After decades in Queen Elizabeth's shadow, her son Charles is now Britain's king
STEVE INSKEEP, HOST:
The last time a new monarch ascended its throne, the U.K. was a worldwide empire. Today, it still has worldwide influence, though it also faces a world of problems.
King Charles III addressed Parliament today.
(SOUNDBITE OF PARLIAMENTARY ADDRESS)
KING CHARLES III: As I stand before you today, I cannot help but feel the weight of history which surrounds us.
INSKEEP: It will not be Charles's job directly to address the sagging economy or the aftermath of Brexit. It is his concern that police have investigated his foundation, that Prince Harry plans a tell-all book and that he's less popular than his mum.
Tina Brown has written extensively about the royal family. She's on the line. Tina, welcome back to the program.
TINA BROWN, BYLINE: Thank you so much, Steve.
INSKEEP: In what way do you see Charles shoring up the monarchy?
BROWN: Well, I mean, Charles has had to begin some of the things that, you know, the queen in the sense never would or could do. For instance, last year in Barbados, he spoke about the appalling atrocity of slavery. And, you know, that is something the queen would never have done. Amazingly, she would have actually considered that a political statement, to address that issue in her country's history.
But what she of course did extremely well was sort of express the apolitical expressions of, you know, regret at times when it was enormously important to do so - for instance, her historic visit to the Republic of Ireland in 2011, when she spoke about being able to bow to the past but not be bound by it.
INSKEEP: Oh, this is so interesting. And it goes in a couple of different directions, one of them being the monarchy's connection to the empire and the former empire, the nations of what are now called the Commonwealth.
Does Charles then have a little bit more latitude to reach out to those countries where there is, to say the least, an ambiguous legacy and people have an ambiguous idea of this monarchy that some of their countries still recognize?
BROWN: Well, absolutely. And he's going to - he has been trying, you know, to do some of those things, which is a very careful and difficult thing, frankly, for them to pull off. I mean, we saw that, you know, when Prince William and Kate went on tour - their Commonwealth tour last year - early this year. It really wasn't a success because somehow it still had the kind of retrogressive images of empire with them standing up in that car, you know, rather as the queen and Philip had done on their royal tours. And you saw islanders, you know, pressed behind fences.
You know, it was a very, very bad image, which they understood could not happen again. So you're going to see a kind of rethink of that kind of imagery and of the kind of speeches he made.
And frankly, you know, we don't even know that for the remaining countries of which, you know, the monarchy is still, you know, the head of country - whether that will last for very long. I mean, I see - it's impossible to imagine that, you know, Australia, for instance - the monarchy being the head of the Commonwealth, just doesn't seem to be - the constitutional heads of these countries - seems that it can last beyond a very short time.

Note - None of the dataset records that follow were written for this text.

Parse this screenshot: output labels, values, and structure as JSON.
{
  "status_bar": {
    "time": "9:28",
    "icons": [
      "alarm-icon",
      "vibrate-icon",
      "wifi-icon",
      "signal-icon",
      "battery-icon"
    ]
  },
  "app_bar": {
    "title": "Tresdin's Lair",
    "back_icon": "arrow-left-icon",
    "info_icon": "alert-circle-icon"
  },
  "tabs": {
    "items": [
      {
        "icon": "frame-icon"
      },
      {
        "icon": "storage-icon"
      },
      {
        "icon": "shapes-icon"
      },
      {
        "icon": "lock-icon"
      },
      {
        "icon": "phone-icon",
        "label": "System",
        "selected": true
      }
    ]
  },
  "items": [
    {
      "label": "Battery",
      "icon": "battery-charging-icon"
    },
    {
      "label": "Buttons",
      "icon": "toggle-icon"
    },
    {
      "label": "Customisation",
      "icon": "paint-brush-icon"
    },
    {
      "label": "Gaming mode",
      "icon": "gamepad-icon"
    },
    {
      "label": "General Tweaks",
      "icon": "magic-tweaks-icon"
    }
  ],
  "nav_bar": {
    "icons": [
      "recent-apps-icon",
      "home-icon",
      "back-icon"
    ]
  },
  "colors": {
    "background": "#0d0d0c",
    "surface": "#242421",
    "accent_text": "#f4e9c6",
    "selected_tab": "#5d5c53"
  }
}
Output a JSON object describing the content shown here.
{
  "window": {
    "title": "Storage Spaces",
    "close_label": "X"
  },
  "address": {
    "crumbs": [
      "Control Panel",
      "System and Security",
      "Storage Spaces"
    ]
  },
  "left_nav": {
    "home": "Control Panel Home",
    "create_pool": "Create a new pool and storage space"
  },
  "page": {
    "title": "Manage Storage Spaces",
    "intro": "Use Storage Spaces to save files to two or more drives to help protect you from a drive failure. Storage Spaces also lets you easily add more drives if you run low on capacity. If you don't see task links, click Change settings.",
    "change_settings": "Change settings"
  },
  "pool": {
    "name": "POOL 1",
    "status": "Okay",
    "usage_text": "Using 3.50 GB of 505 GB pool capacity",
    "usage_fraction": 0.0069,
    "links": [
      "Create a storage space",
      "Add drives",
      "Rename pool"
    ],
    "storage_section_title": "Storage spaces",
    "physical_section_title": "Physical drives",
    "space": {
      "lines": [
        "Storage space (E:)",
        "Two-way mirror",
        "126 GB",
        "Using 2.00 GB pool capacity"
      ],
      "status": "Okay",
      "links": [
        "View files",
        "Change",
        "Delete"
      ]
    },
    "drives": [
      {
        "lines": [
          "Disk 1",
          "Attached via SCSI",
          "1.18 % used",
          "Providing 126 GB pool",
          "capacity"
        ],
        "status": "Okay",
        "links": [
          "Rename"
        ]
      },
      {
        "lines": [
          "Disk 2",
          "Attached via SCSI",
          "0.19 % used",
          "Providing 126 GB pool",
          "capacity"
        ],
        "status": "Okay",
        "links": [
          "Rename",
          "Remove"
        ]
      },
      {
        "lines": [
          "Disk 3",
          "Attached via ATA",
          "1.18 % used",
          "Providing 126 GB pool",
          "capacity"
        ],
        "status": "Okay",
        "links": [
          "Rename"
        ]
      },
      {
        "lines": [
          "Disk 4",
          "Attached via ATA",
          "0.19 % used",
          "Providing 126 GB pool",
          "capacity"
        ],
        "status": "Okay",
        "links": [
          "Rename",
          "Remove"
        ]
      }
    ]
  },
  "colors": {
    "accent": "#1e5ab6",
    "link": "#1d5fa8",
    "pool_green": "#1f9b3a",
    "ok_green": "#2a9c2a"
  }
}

INSKEEP: Tina, you touched on another thing when you talked about the difference between apolitical and political statements. Of course, the British monarch tries to rise above political statements now and leave that all to the elected leaders of Parliament and the British government.
But there's a question about what is political and what is not. Charles in the past has been very outspoken about climate change. Can you imagine a future in which the king of England remains outspoken on that issue?
BROWN: Well, he's going to have to completely recalibrate what he says. I mean, of course, we know exactly what he does think about everything, unlike the queen, who - we knew nothing about what she thought about anything and right now was almost a kind of nostalgia for not knowing what she thought because we're living in such a narcissistic world where people express their opinions about everything. We literally knew nothing about what the queen thought about everything.
We know, of course, far too much about what Charles thinks about everything. However, as he said in an interview that he gave before she died, like, I'm not that stupid. He understands very much that his role has now shifted.
But what he can be is a great convening monarch. One of the few powers left, in a sense, to the sovereign is being able to convene. The queen didn't do a great deal of that. She was brilliant at the symbolism as she was in Ireland, but she never really used her position to sort of convene around issues. And there's no doubt - I mean, you know, just last week before - just the day of the queen's death, Charles was actually about to host a major climate change conference at Dumfries House, his Scottish charitable headquarters. And that was going to be a major climate convening in which John Kerry was going to be taking part.
He cancelled that, of course, because the queen died. So he can still do those things. He just can't pronounce. He cannot sort of intervene when it comes to anything to do with the issues - the political issues - around it because, you know, it has begun to be quite controversial because, of course, the big energy crisis.
INSKEEP: Journalist Tina Brown is author of "The Palace Papers."
Tina, it's always a pleasure to hear from you.
BROWN: Thank you so much, Steve. Transcript provided by NPR, Copyright NPR.